Last month, Judge Olack distinguished Ragos and ruled that expenses of a below median income debtor used to calculate “projected disposable income” must still be “reasonably necessary” even if the Debtor included exempt Social Security income in the calculation. In re Patrick, Case No. 12-03042 NPO (S.D. Miss. 2013). In Patrick, the debtors’ “current monthly income” for Means Test purposes was below median for the State of Mississippi; therefore, the long form Means Test was not required and the “projected disposable income” was determined by using the debtors’ actual living expenses from Schedule J. The debtors voluntarily contributed Social Security benefits to fund the Chapter 13 plan, and the debtors acknowledged that the plan was not feasible without the Social Security benefits. The Trustee objected to confirmation on the basis that the proposed living expenses on Schedule J were unreasonably high which resulted in a lower “projected disposable income” to be distributed to unsecured creditors. The Trustee argued that the plan was not filed in good faith as required by 11 U.S.C. §1325(a)(3). The debtors asserted that since they voluntarily contributed exempt Social Security benefits to the plan, their expenses did not have to be “reasonably necessary” in order for the plan to be confirmable. The debtors urged the Court “to extend the holding in Ragos to embrace Social Security benefits distributed inside a plan.” Patrick, at Page 6.

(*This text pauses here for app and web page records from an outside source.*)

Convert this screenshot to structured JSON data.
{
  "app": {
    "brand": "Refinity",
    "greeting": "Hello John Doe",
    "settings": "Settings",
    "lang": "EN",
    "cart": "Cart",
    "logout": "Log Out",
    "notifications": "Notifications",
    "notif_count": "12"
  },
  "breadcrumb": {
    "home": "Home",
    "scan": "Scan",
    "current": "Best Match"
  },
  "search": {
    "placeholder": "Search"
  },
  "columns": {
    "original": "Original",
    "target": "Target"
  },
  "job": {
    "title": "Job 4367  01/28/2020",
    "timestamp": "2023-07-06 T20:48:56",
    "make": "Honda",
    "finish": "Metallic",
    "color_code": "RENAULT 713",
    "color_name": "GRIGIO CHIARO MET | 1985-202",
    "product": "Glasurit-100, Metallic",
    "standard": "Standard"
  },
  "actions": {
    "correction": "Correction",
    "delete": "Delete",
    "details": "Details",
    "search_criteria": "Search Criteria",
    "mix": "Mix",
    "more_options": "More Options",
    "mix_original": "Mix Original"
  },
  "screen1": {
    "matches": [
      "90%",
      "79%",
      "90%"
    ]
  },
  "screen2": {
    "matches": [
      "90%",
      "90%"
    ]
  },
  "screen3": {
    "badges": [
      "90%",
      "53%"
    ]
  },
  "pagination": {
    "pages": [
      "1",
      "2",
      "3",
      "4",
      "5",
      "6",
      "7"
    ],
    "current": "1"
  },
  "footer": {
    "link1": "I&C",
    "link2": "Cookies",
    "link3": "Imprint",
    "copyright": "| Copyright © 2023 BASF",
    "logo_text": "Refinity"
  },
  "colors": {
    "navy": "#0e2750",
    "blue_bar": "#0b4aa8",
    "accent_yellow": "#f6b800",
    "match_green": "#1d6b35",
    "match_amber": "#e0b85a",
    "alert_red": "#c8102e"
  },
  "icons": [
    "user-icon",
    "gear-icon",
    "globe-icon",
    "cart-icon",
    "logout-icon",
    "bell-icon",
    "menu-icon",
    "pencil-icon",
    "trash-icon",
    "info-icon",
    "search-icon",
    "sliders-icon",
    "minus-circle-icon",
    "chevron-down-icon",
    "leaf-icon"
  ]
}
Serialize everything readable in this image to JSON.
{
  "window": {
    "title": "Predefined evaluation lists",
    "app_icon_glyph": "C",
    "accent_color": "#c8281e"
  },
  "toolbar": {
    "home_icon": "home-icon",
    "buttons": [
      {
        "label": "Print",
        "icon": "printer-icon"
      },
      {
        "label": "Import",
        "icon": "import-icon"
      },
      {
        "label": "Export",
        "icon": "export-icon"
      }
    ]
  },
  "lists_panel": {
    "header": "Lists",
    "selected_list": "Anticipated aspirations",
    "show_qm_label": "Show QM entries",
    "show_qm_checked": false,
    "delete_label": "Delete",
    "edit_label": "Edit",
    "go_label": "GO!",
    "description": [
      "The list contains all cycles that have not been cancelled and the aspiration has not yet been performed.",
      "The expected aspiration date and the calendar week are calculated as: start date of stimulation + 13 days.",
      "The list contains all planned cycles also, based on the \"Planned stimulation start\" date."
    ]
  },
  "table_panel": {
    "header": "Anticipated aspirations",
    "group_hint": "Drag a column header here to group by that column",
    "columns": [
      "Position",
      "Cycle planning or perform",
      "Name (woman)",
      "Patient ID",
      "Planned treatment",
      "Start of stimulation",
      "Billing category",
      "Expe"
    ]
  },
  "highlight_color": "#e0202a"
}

The Court held that it has the authority to determine reasonableness of expenses and items in a plan even though Social Security benefits were included in the income necessary to fund the plan. Id. at Page 9. The Court found that the expenses were not reasonable and that the plan was not proposed in good faith. The Court has “to balance the conflicting objectives of Congress “to save ‘men and women from the rigors of the poor house’ and ‘to endure the debtor who can pay creditors do pay them.’” Id. at Page 10 (citations omitted).
[Personal observation: The Court points out that the debtors did not earmark the Social Security benefits toward payment of any particular expense, but argued that the protection applied in toto. Furthermore, the debtors did not make any arguments whatsoever that the expenses were reasonable under the circumstances. Perhaps if the Social Security benefits had been earmarked for a specific expense (like a third car), and a decent argument were made as to why the expense is necessary (like the family is large), then the Court might find that the debtors acted in good faith in proposing the plan.]